[Records contained in a dataset]
- Opening Delimiter -
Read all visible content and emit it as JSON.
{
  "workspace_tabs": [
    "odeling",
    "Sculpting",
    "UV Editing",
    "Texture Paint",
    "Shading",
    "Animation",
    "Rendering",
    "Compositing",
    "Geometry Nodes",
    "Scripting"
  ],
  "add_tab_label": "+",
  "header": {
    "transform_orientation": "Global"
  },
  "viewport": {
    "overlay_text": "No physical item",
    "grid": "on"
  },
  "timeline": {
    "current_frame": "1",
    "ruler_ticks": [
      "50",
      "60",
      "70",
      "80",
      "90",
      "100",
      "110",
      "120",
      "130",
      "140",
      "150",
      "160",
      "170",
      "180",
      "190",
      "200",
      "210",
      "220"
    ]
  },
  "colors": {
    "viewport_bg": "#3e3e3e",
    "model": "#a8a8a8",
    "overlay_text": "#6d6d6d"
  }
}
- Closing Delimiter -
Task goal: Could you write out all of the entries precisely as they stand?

Exercise solution:
Read all visible content and emit it as JSON.
{
  "workspace_tabs": [
    "odeling",
    "Sculpting",
    "UV Editing",
    "Texture Paint",
    "Shading",
    "Animation",
    "Rendering",
    "Compositing",
    "Geometry Nodes",
    "Scripting"
  ],
  "add_tab_label": "+",
  "header": {
    "transform_orientation": "Global"
  },
  "viewport": {
    "overlay_text": "No physical item",
    "grid": "on"
  },
  "timeline": {
    "current_frame": "1",
    "ruler_ticks": [
      "50",
      "60",
      "70",
      "80",
      "90",
      "100",
      "110",
      "120",
      "130",
      "140",
      "150",
      "160",
      "170",
      "180",
      "190",
      "200",
      "210",
      "220"
    ]
  },
  "colors": {
    "viewport_bg": "#3e3e3e",
    "model": "#a8a8a8",
    "overlay_text": "#6d6d6d"
  }
}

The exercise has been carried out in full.